_AIM OF THE EXERCISE:_ Go through the data below and count every line that has the word "Mask". Return only the count.

[PROVIDED DATA — start]

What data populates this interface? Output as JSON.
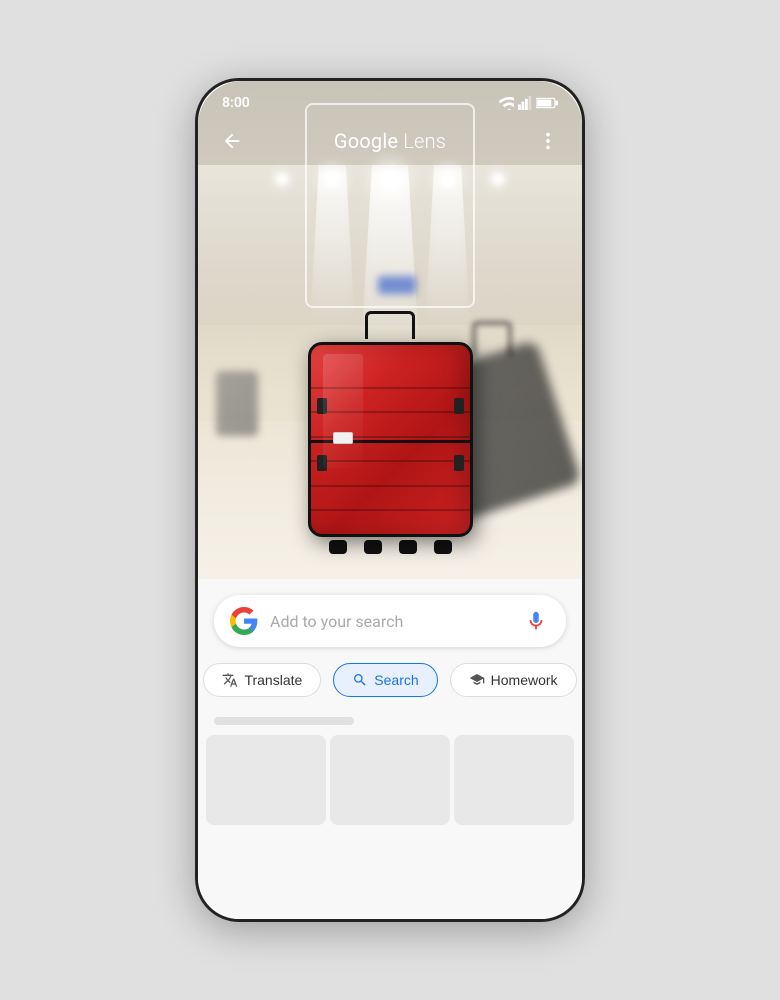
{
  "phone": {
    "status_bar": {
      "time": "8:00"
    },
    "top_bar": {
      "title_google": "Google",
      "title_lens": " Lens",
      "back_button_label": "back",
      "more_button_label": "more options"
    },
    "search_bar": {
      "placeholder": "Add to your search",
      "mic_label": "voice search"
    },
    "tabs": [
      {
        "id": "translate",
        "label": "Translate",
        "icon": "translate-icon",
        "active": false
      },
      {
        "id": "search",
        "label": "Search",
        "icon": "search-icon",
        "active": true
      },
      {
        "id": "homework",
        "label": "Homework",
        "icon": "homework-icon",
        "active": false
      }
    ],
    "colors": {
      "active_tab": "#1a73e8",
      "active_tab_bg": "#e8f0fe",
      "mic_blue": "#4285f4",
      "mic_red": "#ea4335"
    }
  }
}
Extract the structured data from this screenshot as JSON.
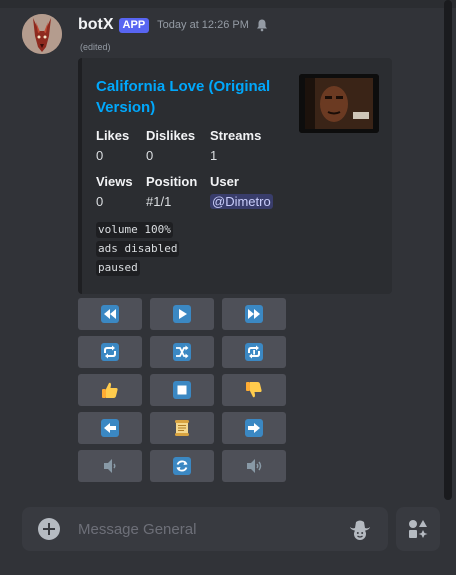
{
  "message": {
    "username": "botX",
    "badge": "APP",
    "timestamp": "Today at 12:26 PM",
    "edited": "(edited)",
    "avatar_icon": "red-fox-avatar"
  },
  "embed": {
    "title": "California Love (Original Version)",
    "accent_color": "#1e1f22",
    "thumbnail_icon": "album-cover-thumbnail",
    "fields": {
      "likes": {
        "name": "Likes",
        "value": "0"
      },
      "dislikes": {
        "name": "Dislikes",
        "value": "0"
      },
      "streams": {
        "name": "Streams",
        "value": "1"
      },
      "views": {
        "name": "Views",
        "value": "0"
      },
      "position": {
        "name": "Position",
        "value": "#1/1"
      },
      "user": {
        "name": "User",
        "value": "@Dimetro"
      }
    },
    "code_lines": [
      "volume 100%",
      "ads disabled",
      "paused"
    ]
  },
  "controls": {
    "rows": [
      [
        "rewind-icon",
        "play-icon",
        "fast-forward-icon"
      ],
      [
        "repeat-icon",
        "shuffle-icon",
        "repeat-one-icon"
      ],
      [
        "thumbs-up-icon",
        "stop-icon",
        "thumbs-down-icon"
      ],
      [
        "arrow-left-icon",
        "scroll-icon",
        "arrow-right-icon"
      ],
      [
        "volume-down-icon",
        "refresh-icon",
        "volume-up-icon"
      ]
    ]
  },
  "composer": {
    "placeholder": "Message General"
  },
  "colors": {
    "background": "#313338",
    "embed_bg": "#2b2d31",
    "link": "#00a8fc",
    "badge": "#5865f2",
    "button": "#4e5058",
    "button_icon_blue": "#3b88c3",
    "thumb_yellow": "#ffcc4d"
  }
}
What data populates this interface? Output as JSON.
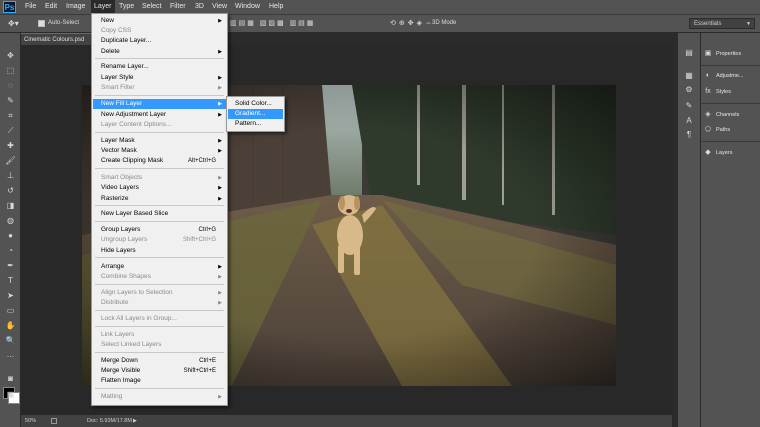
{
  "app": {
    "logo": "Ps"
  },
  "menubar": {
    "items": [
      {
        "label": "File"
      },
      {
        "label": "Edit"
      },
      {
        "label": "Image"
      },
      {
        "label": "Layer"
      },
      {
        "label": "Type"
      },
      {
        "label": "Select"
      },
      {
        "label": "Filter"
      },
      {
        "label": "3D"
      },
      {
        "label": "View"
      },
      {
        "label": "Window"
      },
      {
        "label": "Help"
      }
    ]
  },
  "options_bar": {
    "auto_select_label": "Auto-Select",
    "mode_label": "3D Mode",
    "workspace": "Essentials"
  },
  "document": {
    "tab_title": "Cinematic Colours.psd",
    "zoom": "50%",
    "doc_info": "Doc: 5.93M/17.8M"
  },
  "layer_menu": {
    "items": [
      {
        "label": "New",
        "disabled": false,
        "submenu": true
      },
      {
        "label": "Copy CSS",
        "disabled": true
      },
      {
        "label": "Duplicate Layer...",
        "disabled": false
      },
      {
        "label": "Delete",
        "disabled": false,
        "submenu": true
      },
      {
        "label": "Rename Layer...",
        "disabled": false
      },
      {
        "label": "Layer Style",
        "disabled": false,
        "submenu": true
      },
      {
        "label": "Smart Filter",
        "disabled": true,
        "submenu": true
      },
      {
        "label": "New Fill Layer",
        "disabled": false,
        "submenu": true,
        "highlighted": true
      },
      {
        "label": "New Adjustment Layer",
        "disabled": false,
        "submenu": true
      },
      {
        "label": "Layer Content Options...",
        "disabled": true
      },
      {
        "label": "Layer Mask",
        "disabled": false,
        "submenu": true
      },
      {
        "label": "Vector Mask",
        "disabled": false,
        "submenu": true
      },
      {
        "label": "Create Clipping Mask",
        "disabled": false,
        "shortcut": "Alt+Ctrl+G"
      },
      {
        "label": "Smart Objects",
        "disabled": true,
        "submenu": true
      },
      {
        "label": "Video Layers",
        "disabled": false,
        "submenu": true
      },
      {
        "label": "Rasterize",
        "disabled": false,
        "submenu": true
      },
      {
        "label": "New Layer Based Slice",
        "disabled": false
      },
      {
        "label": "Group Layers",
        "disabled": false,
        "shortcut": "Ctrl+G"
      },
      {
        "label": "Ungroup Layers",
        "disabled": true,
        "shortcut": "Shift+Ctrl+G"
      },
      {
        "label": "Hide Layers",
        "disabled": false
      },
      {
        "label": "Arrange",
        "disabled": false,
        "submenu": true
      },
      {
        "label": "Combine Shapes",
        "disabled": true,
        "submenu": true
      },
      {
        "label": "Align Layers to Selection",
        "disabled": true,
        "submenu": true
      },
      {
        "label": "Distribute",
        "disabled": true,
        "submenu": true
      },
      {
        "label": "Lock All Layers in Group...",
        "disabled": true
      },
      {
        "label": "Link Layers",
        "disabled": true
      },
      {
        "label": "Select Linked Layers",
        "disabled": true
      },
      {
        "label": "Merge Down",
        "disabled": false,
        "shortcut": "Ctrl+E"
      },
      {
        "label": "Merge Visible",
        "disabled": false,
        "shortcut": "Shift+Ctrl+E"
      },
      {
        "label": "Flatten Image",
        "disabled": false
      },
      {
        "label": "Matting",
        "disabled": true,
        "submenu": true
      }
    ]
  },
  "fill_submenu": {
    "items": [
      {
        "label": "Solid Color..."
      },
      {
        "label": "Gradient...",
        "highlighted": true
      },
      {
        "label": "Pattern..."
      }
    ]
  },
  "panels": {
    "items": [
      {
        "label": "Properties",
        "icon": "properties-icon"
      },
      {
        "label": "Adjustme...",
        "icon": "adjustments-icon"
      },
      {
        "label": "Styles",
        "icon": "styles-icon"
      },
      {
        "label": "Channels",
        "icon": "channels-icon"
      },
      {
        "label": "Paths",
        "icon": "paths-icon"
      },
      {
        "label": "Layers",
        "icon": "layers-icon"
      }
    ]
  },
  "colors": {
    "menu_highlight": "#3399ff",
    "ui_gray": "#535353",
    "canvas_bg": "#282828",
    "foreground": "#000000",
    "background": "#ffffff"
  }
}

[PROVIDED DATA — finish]

_EXERCISE OUTPUT:_ 3